• _Try it_: What you return must be the lines of the data that hold the word "settings".

[Excerpts from an interface dataset]
========================

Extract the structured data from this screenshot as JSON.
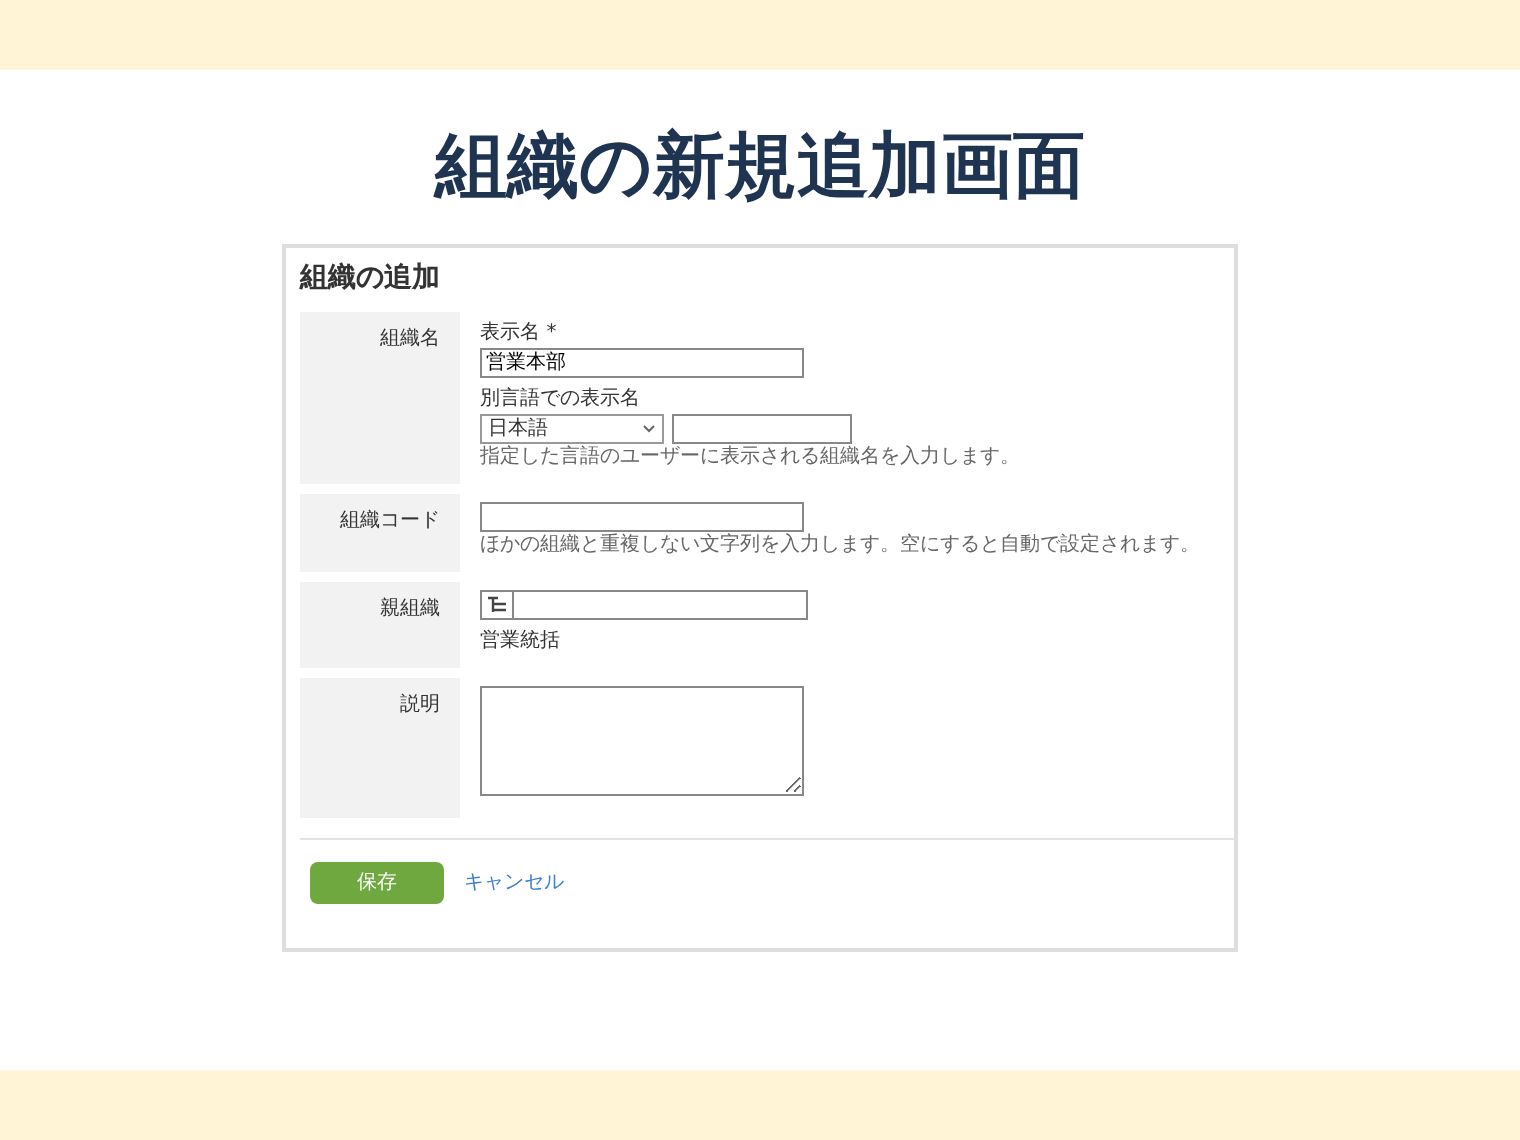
{
  "page_title": "組織の新規追加画面",
  "form": {
    "title": "組織の追加",
    "rows": [
      {
        "kind": "name",
        "label": "組織名",
        "display_name": {
          "label": "表示名",
          "required_mark": "*",
          "value": "営業本部"
        },
        "alt_name": {
          "label": "別言語での表示名",
          "language": "日本語",
          "hint": "指定した言語のユーザーに表示される組織名を入力します。"
        }
      },
      {
        "kind": "code",
        "label": "組織コード",
        "hint": "ほかの組織と重複しない文字列を入力します。空にすると自動で設定されます。"
      },
      {
        "kind": "parent",
        "label": "親組織",
        "note": "営業統括"
      },
      {
        "kind": "textarea",
        "label": "説明"
      }
    ],
    "save_button": "保存",
    "cancel_link": "キャンセル"
  }
}
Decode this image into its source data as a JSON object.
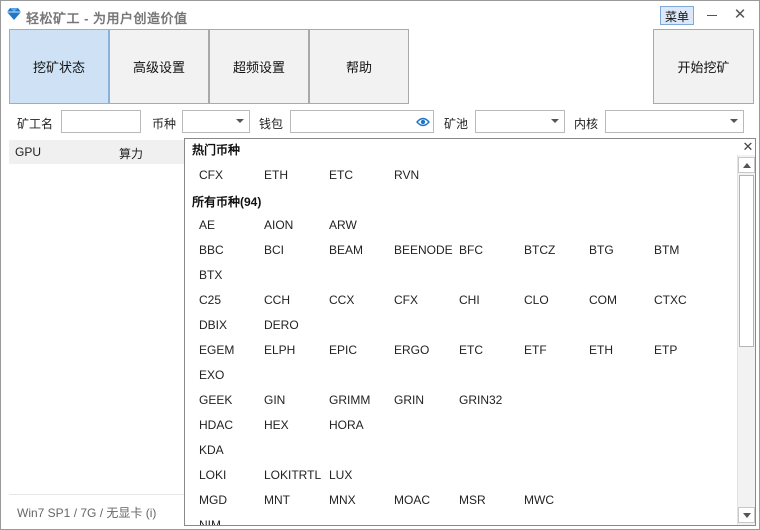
{
  "window": {
    "title": "轻松矿工 - 为用户创造价值",
    "menu_label": "菜单",
    "minimize_icon": "minimize-icon",
    "close_icon": "close-icon"
  },
  "tabs": [
    {
      "label": "挖矿状态",
      "active": true
    },
    {
      "label": "高级设置",
      "active": false
    },
    {
      "label": "超频设置",
      "active": false
    },
    {
      "label": "帮助",
      "active": false
    }
  ],
  "start_button": "开始挖矿",
  "config": {
    "miner_name_label": "矿工名",
    "miner_name_value": "",
    "coin_label": "币种",
    "coin_value": "",
    "wallet_label": "钱包",
    "wallet_value": "",
    "pool_label": "矿池",
    "pool_value": "",
    "kernel_label": "内核",
    "kernel_value": ""
  },
  "gpu_table": {
    "columns": [
      "GPU",
      "算力"
    ]
  },
  "status_text": "Win7 SP1 / 7G / 无显卡 (i)",
  "coin_popup": {
    "hot_title": "热门币种",
    "hot_coins": [
      "CFX",
      "ETH",
      "ETC",
      "RVN"
    ],
    "all_title": "所有币种(94)",
    "rows": [
      [
        "AE",
        "AION",
        "ARW"
      ],
      [
        "BBC",
        "BCI",
        "BEAM",
        "BEENODE",
        "BFC",
        "BTCZ",
        "BTG",
        "BTM"
      ],
      [
        "BTX"
      ],
      [
        "C25",
        "CCH",
        "CCX",
        "CFX",
        "CHI",
        "CLO",
        "COM",
        "CTXC"
      ],
      [
        "DBIX",
        "DERO"
      ],
      [
        "EGEM",
        "ELPH",
        "EPIC",
        "ERGO",
        "ETC",
        "ETF",
        "ETH",
        "ETP"
      ],
      [
        "EXO"
      ],
      [
        "GEEK",
        "GIN",
        "GRIMM",
        "GRIN",
        "GRIN32"
      ],
      [
        "HDAC",
        "HEX",
        "HORA"
      ],
      [
        "KDA"
      ],
      [
        "LOKI",
        "LOKITRTL",
        "LUX"
      ],
      [
        "MGD",
        "MNT",
        "MNX",
        "MOAC",
        "MSR",
        "MWC"
      ],
      [
        "NIM"
      ]
    ],
    "close_icon": "close-icon"
  },
  "colors": {
    "active_tab": "#cfe2f5",
    "accent_blue": "#1e77c8"
  }
}
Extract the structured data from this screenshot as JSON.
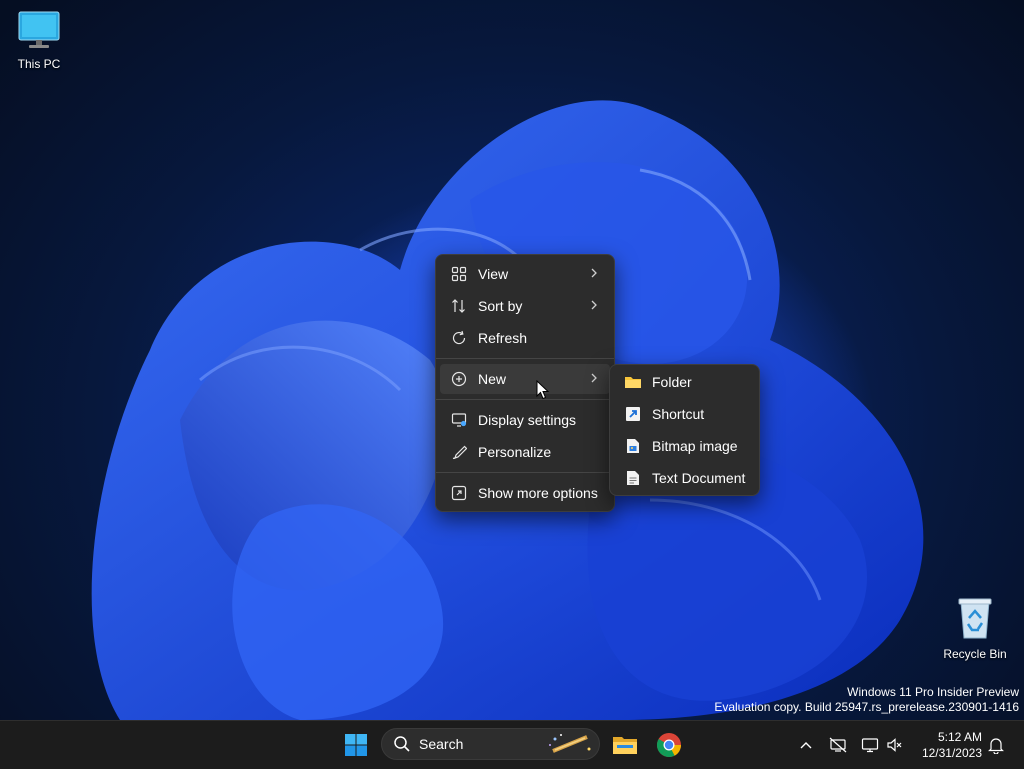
{
  "desktop": {
    "icons": [
      {
        "label": "This PC",
        "icon": "this-pc-icon"
      },
      {
        "label": "Recycle Bin",
        "icon": "recycle-bin-icon"
      }
    ],
    "watermark": {
      "line1": "Windows 11 Pro Insider Preview",
      "line2": "Evaluation copy. Build 25947.rs_prerelease.230901-1416"
    }
  },
  "context_menu": {
    "items": [
      {
        "label": "View",
        "icon": "view-grid-icon",
        "submenu": true
      },
      {
        "label": "Sort by",
        "icon": "sort-icon",
        "submenu": true
      },
      {
        "label": "Refresh",
        "icon": "refresh-icon",
        "submenu": false
      },
      {
        "label": "New",
        "icon": "new-plus-icon",
        "submenu": true,
        "highlighted": true
      },
      {
        "label": "Display settings",
        "icon": "display-settings-icon",
        "submenu": false
      },
      {
        "label": "Personalize",
        "icon": "personalize-brush-icon",
        "submenu": false
      },
      {
        "label": "Show more options",
        "icon": "show-more-options-icon",
        "submenu": false
      }
    ]
  },
  "new_submenu": {
    "items": [
      {
        "label": "Folder",
        "icon": "folder-icon"
      },
      {
        "label": "Shortcut",
        "icon": "shortcut-icon"
      },
      {
        "label": "Bitmap image",
        "icon": "bitmap-image-icon"
      },
      {
        "label": "Text Document",
        "icon": "text-document-icon"
      }
    ]
  },
  "taskbar": {
    "search_label": "Search",
    "pinned": [
      "start-icon",
      "search-icon",
      "file-explorer-icon",
      "chrome-icon"
    ],
    "tray": [
      "show-hidden-icons-chevron",
      "network-icon",
      "display-icon",
      "volume-muted-icon",
      "notification-bell-icon"
    ],
    "clock": {
      "time": "5:12 AM",
      "date": "12/31/2023"
    }
  },
  "colors": {
    "accent": "#1e4bd9",
    "menu_bg": "#2c2c2c",
    "taskbar_bg": "#1c1c1c"
  }
}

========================

• _Task solution_:
        "label": "Display settings",
        "icon": "display-settings-icon",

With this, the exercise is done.